The news is that most of the great practitioners of the art of acting know exactly what they’re doing; even in the best, most successful moments, when they let go of the awareness of what they are doing, they still, somewhere deep inside their body, know what they’re doing. There is a craft.
[on how similar the world of art is to film] Film is way different. When you’re 20ft tall on a massive screen and you’re seeing people’s lives played out on it, it’s different from a nice painting. Film is important; it can be more than reportage or a novel - it creates images people have never seen before, never imagined they’d see, maybe because they needed someone else to imagine them.
[On directing himself] The good thing I learned was that it’s okay to relinquish a little control over things when you’re making a film because it really is a collaboration. It was cool. It was like, ‘I’m not going to be caught up in every particular detail of how this thing works, or how the shot was going to look. These guys are professionals and they know what they’re doing, so how about I chill out, let them do their thing, and concentrate on the really important stuff.
Interesting thread on screenwriting camera directions and directing from the page.
It’s almost like a can’t not do it type of thing.
Edgar Wright: “Please enjoy the screenplay and all our copious notes.”
James Mangold knows his shit. And he wants you to look at it. He wants you look at his shit. He’s got references in every color!
Earlier this year, the “Walk the Line” and “Knight and Day” director took to Twitter to help educate his followers, many of whom were watching his feed in anticipation of comic book revelations. Could Mangold (“3:10 to Yuma”), a man of many genres who lacked “geek cred,” do justice to the X-Men’s most famous character?

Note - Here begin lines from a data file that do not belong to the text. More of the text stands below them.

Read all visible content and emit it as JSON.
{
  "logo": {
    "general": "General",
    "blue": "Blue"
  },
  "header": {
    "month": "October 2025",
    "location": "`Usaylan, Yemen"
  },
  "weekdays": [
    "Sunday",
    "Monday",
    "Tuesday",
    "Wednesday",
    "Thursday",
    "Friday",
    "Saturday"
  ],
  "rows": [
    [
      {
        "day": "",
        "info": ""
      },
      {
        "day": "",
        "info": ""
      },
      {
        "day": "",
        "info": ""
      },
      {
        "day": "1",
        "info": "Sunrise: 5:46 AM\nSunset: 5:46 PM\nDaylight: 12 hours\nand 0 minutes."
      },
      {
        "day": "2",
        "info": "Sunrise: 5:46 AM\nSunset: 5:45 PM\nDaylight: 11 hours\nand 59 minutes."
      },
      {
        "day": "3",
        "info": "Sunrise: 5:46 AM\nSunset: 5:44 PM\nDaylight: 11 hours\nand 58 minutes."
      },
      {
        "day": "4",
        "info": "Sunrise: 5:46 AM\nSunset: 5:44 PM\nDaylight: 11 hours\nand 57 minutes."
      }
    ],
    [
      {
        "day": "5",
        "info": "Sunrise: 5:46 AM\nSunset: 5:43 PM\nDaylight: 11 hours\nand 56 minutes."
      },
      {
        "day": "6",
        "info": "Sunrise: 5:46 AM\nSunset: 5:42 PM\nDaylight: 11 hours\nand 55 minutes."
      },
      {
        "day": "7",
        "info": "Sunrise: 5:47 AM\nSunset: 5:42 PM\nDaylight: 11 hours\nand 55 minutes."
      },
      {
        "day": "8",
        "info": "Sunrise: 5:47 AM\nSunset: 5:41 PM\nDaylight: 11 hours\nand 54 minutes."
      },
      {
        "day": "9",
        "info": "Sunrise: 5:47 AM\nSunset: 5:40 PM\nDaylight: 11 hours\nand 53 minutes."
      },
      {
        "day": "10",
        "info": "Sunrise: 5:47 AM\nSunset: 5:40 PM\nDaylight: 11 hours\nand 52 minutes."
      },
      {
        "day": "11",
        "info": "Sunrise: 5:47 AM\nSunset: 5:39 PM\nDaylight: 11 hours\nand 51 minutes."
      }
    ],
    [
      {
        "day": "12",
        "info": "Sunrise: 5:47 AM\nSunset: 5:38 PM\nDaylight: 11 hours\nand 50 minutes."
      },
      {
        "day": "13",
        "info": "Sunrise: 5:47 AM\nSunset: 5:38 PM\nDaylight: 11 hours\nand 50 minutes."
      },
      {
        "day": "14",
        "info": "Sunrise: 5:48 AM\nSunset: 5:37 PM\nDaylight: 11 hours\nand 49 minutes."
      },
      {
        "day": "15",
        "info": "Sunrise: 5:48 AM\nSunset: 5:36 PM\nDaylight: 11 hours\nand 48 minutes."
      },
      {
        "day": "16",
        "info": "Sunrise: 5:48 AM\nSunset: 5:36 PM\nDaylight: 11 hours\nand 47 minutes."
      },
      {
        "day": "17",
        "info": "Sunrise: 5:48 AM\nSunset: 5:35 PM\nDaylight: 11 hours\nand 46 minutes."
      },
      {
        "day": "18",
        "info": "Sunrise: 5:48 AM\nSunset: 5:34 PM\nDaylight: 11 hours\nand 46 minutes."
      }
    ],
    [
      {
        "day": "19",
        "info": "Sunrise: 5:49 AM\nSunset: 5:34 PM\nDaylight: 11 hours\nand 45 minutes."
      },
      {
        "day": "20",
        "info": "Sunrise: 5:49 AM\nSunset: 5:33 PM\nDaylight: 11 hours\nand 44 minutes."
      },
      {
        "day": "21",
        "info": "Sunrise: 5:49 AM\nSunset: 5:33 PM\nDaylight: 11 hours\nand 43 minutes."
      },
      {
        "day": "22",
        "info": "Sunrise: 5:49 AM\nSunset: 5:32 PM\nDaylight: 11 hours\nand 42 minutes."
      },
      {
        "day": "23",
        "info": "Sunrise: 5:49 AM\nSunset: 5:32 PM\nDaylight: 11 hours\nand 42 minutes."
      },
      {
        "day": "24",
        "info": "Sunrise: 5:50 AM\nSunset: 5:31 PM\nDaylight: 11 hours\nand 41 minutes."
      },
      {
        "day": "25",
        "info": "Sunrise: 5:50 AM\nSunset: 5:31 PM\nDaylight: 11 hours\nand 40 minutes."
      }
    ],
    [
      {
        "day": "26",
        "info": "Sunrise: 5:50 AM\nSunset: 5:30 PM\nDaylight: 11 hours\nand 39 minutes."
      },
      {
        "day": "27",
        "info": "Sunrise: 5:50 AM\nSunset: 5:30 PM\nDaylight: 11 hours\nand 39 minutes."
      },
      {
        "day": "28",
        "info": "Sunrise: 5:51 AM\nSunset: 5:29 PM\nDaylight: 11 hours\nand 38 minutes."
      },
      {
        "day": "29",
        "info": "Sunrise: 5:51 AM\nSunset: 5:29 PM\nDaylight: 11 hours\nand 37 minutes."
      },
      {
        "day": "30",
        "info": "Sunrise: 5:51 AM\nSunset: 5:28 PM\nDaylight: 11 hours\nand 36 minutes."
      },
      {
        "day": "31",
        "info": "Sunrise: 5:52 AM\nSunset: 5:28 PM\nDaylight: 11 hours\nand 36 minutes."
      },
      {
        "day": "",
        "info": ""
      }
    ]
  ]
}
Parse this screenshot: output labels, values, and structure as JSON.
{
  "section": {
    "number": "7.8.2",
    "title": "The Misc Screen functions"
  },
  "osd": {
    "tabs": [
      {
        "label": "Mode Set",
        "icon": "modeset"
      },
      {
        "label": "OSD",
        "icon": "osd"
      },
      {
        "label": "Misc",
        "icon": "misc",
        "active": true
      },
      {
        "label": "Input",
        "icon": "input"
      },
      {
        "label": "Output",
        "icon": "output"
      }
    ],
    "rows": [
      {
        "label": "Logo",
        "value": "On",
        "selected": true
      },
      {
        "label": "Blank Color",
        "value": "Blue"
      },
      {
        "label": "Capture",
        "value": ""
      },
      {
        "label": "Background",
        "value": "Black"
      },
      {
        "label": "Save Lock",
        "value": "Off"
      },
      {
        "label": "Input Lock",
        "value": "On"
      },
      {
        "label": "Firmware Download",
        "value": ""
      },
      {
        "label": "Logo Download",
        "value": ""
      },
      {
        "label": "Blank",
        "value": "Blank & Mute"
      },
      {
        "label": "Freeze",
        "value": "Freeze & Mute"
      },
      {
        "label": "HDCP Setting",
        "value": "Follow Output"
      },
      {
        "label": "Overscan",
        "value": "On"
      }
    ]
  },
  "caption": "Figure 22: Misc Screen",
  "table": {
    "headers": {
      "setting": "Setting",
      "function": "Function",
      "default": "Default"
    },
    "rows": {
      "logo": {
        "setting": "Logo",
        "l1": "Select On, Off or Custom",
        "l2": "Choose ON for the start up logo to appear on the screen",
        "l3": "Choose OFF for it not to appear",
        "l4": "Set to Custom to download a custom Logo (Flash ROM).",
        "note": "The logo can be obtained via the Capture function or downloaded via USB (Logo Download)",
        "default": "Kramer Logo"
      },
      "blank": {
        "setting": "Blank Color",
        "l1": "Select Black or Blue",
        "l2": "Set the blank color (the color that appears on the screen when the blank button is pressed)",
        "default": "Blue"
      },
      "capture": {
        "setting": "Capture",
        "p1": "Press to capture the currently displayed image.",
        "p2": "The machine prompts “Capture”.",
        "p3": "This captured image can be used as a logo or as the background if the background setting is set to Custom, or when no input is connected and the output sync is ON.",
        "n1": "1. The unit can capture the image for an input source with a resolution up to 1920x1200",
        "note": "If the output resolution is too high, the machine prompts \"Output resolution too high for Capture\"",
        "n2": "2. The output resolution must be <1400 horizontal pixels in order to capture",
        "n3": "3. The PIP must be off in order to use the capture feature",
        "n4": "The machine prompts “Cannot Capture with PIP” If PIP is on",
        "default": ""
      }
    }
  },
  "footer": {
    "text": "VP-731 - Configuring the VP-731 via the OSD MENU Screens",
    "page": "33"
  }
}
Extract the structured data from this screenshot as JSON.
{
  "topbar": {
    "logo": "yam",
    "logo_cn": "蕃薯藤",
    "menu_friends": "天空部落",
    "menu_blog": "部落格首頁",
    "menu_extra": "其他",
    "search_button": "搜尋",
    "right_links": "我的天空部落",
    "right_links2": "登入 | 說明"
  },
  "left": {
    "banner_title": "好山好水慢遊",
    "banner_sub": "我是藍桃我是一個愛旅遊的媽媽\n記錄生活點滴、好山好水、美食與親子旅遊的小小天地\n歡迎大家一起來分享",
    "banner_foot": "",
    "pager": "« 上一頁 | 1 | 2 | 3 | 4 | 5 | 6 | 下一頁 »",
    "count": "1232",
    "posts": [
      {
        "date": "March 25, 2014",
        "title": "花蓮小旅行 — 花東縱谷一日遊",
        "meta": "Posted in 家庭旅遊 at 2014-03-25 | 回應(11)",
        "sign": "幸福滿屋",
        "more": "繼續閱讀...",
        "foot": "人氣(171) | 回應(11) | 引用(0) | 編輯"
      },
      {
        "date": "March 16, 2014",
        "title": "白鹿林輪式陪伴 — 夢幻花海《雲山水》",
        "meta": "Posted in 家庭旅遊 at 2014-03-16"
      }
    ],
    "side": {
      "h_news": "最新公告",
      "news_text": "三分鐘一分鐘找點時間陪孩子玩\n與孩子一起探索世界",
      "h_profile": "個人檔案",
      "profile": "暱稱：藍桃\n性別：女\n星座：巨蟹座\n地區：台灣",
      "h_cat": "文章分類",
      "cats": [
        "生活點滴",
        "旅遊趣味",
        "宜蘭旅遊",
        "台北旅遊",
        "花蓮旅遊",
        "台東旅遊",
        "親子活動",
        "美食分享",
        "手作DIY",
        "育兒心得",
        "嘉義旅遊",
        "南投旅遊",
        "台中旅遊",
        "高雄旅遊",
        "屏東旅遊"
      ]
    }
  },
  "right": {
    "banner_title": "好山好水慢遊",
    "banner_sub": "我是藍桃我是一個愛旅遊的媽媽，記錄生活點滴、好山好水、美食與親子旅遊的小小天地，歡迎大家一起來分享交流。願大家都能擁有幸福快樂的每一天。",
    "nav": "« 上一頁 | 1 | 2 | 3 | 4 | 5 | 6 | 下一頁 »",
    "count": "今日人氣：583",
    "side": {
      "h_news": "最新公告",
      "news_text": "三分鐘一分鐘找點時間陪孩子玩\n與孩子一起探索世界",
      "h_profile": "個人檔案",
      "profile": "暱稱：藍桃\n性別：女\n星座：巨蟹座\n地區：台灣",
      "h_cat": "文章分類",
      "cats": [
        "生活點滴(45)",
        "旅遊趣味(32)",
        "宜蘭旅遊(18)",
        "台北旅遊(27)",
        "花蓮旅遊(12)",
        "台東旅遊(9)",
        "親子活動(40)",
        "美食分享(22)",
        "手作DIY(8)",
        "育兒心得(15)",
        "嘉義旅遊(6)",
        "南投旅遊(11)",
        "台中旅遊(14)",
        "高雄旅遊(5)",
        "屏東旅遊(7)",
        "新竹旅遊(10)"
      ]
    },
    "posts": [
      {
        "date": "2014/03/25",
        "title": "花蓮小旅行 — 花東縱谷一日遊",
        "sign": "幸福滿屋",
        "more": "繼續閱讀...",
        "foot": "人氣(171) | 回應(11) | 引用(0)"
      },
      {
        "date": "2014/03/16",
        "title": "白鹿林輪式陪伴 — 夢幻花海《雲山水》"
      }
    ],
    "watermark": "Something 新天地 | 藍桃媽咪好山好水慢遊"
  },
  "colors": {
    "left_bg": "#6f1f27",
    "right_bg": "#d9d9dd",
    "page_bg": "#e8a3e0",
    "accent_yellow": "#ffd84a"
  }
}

His way of giving people hope was the opposite of what anyone would have expected. There was no pandering to the source material. Instead, Mangold brought his film knowledge to the table, spelling out ten films — some widely classics, some deeper cuts — that informed or inspired “The Wolverine.”
It’s a ballsy move, one that promised a different kind of superhero movie. Many directors cite influences that disappear after going through the filtration process of big, studio filmmaking. Surprisingly, this isn’t the case for “The Wolverine,” that actually manages to wear its influences on its sleeve. On FILM.COM, we take a look at *how* the masters of the past seeped into one of the summer’s best blockbusters.
I can never understate how important this is. If you want to make films, if you want to write films, you have to watch films.
Also, is Mangold a Bond name or what?
Now, where is that beautiful trailer?
Apparently, it’s breathtaking.
Everything I had previously read about Ben Stiller’s The Secret Life of Walter Mitty had me believing that the film was going to be a broad comedy…
But watching the premiere footage from the film today during 20th Century Fox’s presentation of CinemaCon I discovered that not only is the movie more of a dramedy, it looks like it could be a film that everyone is talking about during Oscar season. Mixing both light and dark tones and featuring some absolutely beautiful cinematography, the The Secret Life of Walter Mitty reel is the best thing I’ve seen so far at the week-long Vegas convention, and the movie is now cemented on my must-see list for the rest of 2013.
There are exceptions, but for me, music makes cinema. Here’s a video exploring how several legendary directors use music in their films. This is a short episode of Auteur Theories, that doesn’t go too far into depth with any of them, but offers a brief survey. The lack of Tarantino may be disturbing to some, but I couldn’t find a place for him in this video. I might make a short of the same length exploring Tarantino’s amazing musical predilections alone. That said, my favorite musical moment in cinema is not featured in this video. It is the opening minutes of Terrance Malick’s The New World. —Auteur Theories: Of Song and Cinema
- “Wheel of Fortune” by Kay Starr LA Confidential (ALL of the music, really)
- “500 Miles” in Benny & Joon
- “White Rabbit” Jefferson Airplane from Sopranos S01xE07 (Watch)
- “Angel” by Massive Attack from Burn Notice S07E07